By John Millington, Morning Star
LAYING THE BLAME: Lord Mandelson attempted to push the responsibility for Royal Mail’s difficulties on to unions, saying that they had a “negative attitude.”
Thousands of postal workers have picketed delivery centres across south-east London morning in an “unprecedented” show of industrial power over jobs, pay and cuts.
As many workers from across Britain were rising to leave for work, postal workers had already formed picket lines outside all 28 delivery centres in south-east London by 5am on Wednesday.
The action, which was called by the Communication Workers Union (CWU), comes hot on the heels of similar industrial stoppages taken by Scottish postal workers two weeks ago.
These latest walkouts were the first of a three-day strike strategy initiated by the union.
The actions took place at delivery centres, with strikes scheduled to take place at distribution and mail sorting offices today and tomorrow.
Among the delivery offices affected yesterday were New Cross, Peckham, Kennington, Mandela Way and Catford.
Hailing the success of the strike action, London divisional representative Martin Walsh, who visited several of the picket lines, labelled the turnout an “unprecedented success in modern times.
“Out of a unionised work force of 1,500, only 28 people went to work this morning, an average of only one for each delivery centre in the whole of south-east London,” an ecstatic Mr Walsh told the Star.
“We are out today to try to stop the government rubbishing a perfectly good service to the public.”
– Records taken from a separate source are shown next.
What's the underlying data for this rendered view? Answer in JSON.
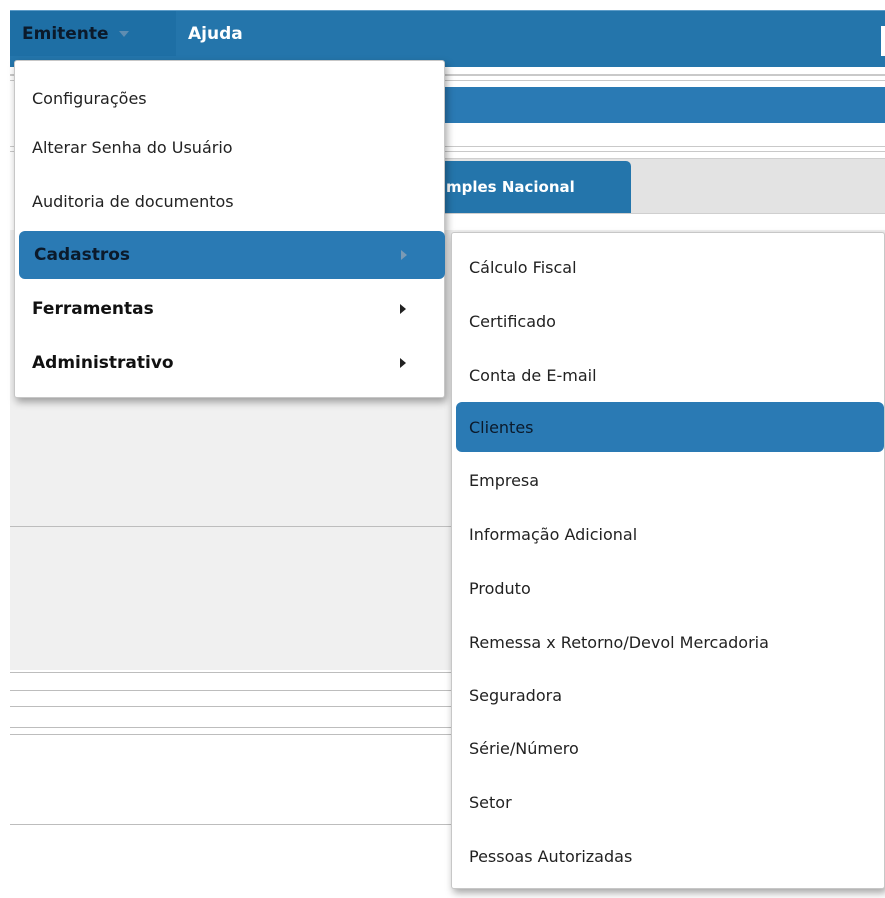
{
  "menubar": {
    "emitente_label": "Emitente",
    "ajuda_label": "Ajuda"
  },
  "background": {
    "tab_label": "mples Nacional"
  },
  "dropdown": {
    "items": [
      {
        "label": "Configurações",
        "has_submenu": false
      },
      {
        "label": "Alterar Senha do Usuário",
        "has_submenu": false
      },
      {
        "label": "Auditoria de documentos",
        "has_submenu": false
      },
      {
        "label": "Cadastros",
        "has_submenu": true,
        "active": true
      },
      {
        "label": "Ferramentas",
        "has_submenu": true
      },
      {
        "label": "Administrativo",
        "has_submenu": true
      }
    ]
  },
  "submenu": {
    "items": [
      {
        "label": "Cálculo Fiscal"
      },
      {
        "label": "Certificado"
      },
      {
        "label": "Conta de E-mail"
      },
      {
        "label": "Clientes",
        "active": true
      },
      {
        "label": "Empresa"
      },
      {
        "label": "Informação Adicional"
      },
      {
        "label": "Produto"
      },
      {
        "label": "Remessa x Retorno/Devol Mercadoria"
      },
      {
        "label": "Seguradora"
      },
      {
        "label": "Série/Número"
      },
      {
        "label": "Setor"
      },
      {
        "label": "Pessoas Autorizadas"
      }
    ]
  },
  "colors": {
    "accent": "#2475ab",
    "highlight": "#2a7ab4",
    "background_panel": "#f0f0f0"
  }
}
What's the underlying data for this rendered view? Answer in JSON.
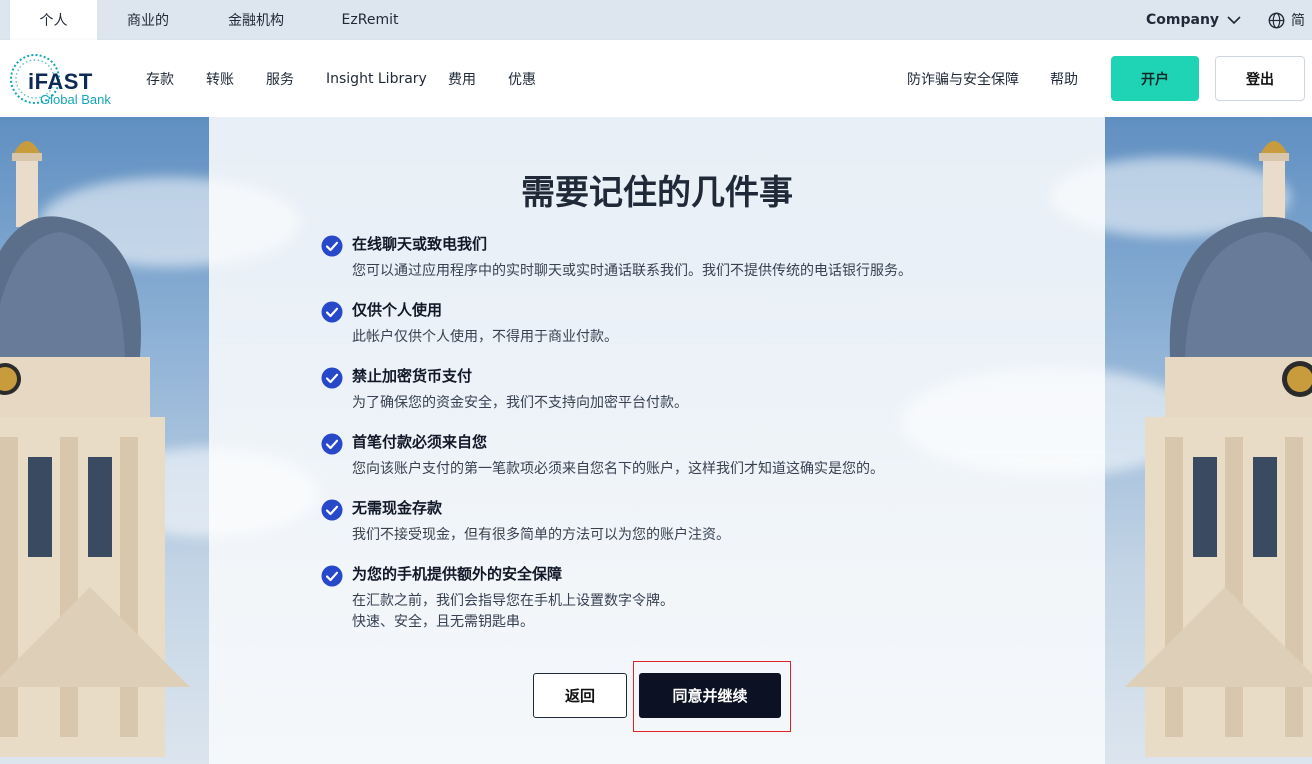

Mr Walsh was also keen to highlight a rare victory at the High Court, where Royal Mail attempted to get an injunction on the CWU.
“Royal Mail employers attempted to gain an injunction against the union and lost. Because of this, they had to pay all the court fees,” he said.
Despite the recent climbdown by Lord Mandelson of putting the part-privatisation of Royal Mail on “indefinite hold,” problems remain for postal workers.
Lord Mandelson attempted to push the responsibility for Royal Mail’s difficulties on to unions, saying that they had a “negative attitude.”
However, a spokeswoman for the CWU said that postal workers had been forced into a corner by unreasonable management who had not implemented all four phases of the modernisation agreement.
“As we have stated repeatedly, the first three phases of the modernisation agreement between Royal Mail and unions have been implemented and we are happy with this.
The problem is the fourth phase. They have not brought in new machinery and have not set up working parties to improve industrial relations.
They have simply laid people off and refused point blank to meet with us and negotiate these outstanding issues,” she said.
The CWU spokeswoman warned that more industrial action was to follow if management did not return to the negotiating table.
“Mail distribution staff will walk out Thursday and mail sorting offices will form picket lines on Friday,” she said.
She added that the biggest of these will be at 5pm today at Willesden distribution centre in north London.
The CWU will be holding a national day of industrial action and demonstration on Friday July 17, when postal workers from across the country will strike, refuse overtime or demonstrate outside the gates of their workplaces.